Net neutrality = 'A broadband network free of restrictions on the kinds of equipment that may be attached, on the modes of communication allowed, that does not restrict content, sites, or platforms and where communication is not unreasonably degraded by other communication streams would be considered neutral by most observers.' (source: wikipedia)

The difference here though is that the US broadband market consists of 2 major providers. If anyone tried to do this in the UK users would just move to another of the 60 different ISP providers (I'd hope).

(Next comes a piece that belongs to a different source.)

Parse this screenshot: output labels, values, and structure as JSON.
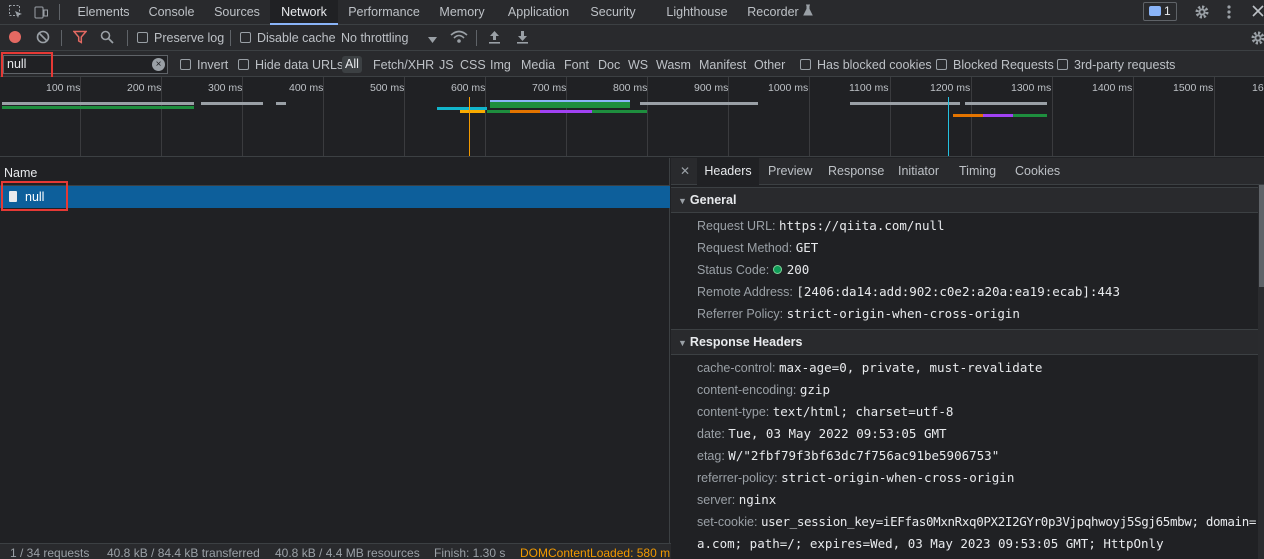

I say let the ISPs try and charge the customer, or try and sell packages based on internet usage. As long as there is a free (ish!) market and the ISPs don't all band together in a cartel, the competitive nature of the UK broadband provider market will mean that consumers will choose what they want...

Thursday, 3 April 2008

10 things you'll never hear a web marketer say

That's right it's the top phrases (or 'keyquotes') to have never passed the lips of a groovy web 2.0er.

  1. I've just been given a larger budget than the offline team.
  2. Of course you can use 'click here' as your link anchor text, that would be very original.
  3. AltaVista provides the most comprehensive search experience on the Web! (incidentally this is the Altavista tagline)
  4. Yes i'd be happy to work within the IT team.
  5. I fully support the use of double spaces, italics and all caps in online copy.
  6. A suit is a more appropriate form of office apparel than jeans.
  7. How about we try some hidden text?
  8. Woohoo, my network connection's dead!
  9. Need more hits, let's pay for some banner ads.
  10. I've got a degree in web marketing.

Can anyone think of any more? To be followed up by '10 things you'll hear a web marketer say and won't understand'...